A sportsbook is a place where gamblers can make bets on a variety of sporting events. These betting establishments generally have a set of rules and regulations that must be followed. They also must be licensed by a government agency to operate legally. These requirements vary from state to state and can be complicated. If you are thinking about opening a sportsbook, it is important to consult with a lawyer to ensure that your business complies with all relevant laws and regulations.

Many states have legalized sportsbooks, and the industry has exploded since then. Many people have started betting on their favorite teams online. This has helped the industry become more regulated and has given players more options for betting on their favorite teams. In addition, it has been easier for people to open multiple betting accounts with different sportsbooks and shop around for the best odds.

Most sportsbooks are based on the principle that the house will always win – that is, the oddsmakers have a mathematical advantage over all gamblers. This is because the house has a much lower cost per action than the gambler. In order to mitigate this edge, sportsbooks try to keep the odds as close as possible to the true probability of a certain outcome. This means that the more money bet on a team or player, the closer the odds will get to the actual probability of winning.

The process of setting the lines for a particular game begins long before kickoff. Each Tuesday, a handful of sportsbooks release the so-called “look ahead” numbers for the next week’s games. These are known as look-ahead lines because betting usually opens 12 days before the game’s kickoff date. These early lines are based on the opinions of a few smart managers, but not a lot of thought goes into them.

As a result, they can be quite misleading to casual bettors.
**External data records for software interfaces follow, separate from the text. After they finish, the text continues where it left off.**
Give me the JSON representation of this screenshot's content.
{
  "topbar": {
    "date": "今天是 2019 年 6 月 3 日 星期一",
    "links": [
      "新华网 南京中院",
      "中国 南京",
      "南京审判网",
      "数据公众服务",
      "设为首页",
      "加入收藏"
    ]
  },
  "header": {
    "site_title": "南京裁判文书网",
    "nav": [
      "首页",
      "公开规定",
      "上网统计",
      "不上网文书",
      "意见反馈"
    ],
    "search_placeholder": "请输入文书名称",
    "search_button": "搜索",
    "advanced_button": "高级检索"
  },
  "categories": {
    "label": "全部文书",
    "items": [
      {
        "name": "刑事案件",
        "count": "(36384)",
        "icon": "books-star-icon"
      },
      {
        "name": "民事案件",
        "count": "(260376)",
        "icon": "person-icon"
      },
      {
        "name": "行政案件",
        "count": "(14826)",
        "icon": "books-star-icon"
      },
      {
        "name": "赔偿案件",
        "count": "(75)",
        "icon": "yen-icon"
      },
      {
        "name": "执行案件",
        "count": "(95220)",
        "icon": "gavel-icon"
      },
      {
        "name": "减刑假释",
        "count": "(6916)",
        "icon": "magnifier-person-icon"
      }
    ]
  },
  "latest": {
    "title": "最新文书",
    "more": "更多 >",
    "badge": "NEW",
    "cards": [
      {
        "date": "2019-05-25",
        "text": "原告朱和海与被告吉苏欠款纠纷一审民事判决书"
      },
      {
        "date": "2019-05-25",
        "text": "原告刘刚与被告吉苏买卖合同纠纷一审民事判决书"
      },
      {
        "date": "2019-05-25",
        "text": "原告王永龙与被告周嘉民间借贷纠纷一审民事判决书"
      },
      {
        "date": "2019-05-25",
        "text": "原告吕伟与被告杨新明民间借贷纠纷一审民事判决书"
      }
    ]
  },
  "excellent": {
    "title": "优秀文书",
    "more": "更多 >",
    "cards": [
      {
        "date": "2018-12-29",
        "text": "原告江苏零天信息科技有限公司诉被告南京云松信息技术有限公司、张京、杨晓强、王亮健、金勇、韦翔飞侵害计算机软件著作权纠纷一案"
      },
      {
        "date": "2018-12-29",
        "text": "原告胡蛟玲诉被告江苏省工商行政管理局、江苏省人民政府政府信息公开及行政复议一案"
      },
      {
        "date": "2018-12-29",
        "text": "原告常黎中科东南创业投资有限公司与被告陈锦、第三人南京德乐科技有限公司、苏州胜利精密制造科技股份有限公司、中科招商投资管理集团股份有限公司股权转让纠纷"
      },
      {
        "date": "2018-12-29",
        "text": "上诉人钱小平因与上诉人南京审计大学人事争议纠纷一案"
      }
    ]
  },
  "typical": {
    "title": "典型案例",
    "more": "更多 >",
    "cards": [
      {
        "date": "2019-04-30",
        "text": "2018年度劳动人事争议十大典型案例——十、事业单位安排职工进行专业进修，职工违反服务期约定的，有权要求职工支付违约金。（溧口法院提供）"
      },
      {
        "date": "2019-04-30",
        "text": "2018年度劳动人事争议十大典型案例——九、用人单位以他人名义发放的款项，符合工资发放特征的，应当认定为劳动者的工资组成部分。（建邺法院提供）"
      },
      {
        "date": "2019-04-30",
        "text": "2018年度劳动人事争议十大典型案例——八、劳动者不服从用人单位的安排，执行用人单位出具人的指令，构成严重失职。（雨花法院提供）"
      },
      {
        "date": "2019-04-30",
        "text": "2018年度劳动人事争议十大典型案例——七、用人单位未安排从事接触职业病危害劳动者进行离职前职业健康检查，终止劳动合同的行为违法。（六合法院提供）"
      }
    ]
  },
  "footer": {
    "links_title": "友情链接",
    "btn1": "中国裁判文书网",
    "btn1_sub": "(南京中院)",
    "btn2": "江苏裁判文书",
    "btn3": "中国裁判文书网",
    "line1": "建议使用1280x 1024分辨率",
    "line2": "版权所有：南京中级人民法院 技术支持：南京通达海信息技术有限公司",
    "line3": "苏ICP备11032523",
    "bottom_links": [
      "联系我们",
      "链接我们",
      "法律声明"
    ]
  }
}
When a sharp bettor places a wager before the line moves, it is often because he or she knows something that the majority of other bettors don’t – for instance, the fact that the Lions will win by a large margin. Sportsbook managers will often limit or ban sharp bettors if their picks have been making them money in the short term, even if those picks are losing in the long run.

Another way that sportsbooks make money is by charging a fee for each bet placed, which is known as juice or vig. This is a significant source of revenue and must be factored into the overall profitability of a sportsbook. However, the amount of vig charged can vary from one sportsbook to the next, depending on the size of the market, the expertise of the staff, and other factors. If a sportsbook charges too much vig, it can have an adverse effect on its bottom line. Therefore, it is important to research and compare various sportsbooks before choosing one. In addition, a good sportsbook will be transparent about its vig and provide clear information to its customers.